If you’re not planning on doing a lot of cooking in your apartment, a large kitchen doesn’t make much sense. Also, if you’re not expecting out-of-town guests very often, you probably don’t need a guest bedroom. Many communities, including Lakewood, offer guest rooms for overnight stays. Another way to think about a second bedroom is to turn it into a flex room. That way you’d have space to work, pursue your hobbies, and have room for the occasional guest.

What common spaces are available at the community?

Common spaces at a senior living community function as an extension of your apartment home. At Lakewood, for example, residents have access to dining venues (including a private dining room for special occasions), a library, gym, business center, game rooms, and gardening areas, to name just a few.

How much money do you want to spend?

It’s important to know what your budget is before you fall in love with a residence that’s not financially viable. If you’re moving to a Life Plan Community (sometimes called a continuing care retirement community or CCRC), there’ll be a one-time entrance payment and recurring monthly payments. Costs vary depending on the type of residence, number of occupants, type of agreement, and refund plan selected.

Need more information to plan your move?

For a closer look at our living options, including apartments, villas, cottages and Hybrid Homes, visit our Independent Living page, floor plans and photo gallery.

To see how your current monthly costs compare to the monthly cost at Lakewood, try our cost comparison calculator. It only takes a few minutes, and it’s completely confidential.

You can also find expert downsizing tips in our recent blog post. Even if you’re undecided about how much square footage you’ll need in your new apartment, it’s never too soon to start sorting your belongings.

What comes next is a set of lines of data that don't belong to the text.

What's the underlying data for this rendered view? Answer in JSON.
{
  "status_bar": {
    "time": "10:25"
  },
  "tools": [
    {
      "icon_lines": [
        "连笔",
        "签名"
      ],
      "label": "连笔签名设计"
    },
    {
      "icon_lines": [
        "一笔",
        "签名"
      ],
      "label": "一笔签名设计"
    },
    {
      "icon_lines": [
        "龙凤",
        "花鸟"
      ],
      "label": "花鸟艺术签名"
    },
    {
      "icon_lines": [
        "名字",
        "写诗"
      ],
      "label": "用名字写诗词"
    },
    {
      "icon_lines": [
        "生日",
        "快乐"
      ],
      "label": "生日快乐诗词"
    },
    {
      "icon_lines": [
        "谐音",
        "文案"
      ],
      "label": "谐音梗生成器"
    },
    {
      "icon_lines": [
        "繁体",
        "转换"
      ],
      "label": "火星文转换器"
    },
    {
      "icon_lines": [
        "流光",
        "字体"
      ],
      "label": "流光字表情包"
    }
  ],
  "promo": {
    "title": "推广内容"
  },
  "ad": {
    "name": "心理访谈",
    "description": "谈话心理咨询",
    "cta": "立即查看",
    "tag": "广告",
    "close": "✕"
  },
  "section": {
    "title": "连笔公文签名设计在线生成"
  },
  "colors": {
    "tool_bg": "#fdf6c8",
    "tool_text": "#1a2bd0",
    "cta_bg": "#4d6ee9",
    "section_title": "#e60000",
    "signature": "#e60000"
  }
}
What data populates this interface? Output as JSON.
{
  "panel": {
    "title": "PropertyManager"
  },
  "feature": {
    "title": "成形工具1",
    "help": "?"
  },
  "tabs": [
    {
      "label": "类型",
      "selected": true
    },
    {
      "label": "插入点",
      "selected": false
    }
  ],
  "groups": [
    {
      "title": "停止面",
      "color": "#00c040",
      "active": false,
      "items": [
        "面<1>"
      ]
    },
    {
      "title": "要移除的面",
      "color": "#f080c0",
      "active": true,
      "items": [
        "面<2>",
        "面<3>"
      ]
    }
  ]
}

For more information or to schedule a tour, contact us. We’re here to help you every step of the way.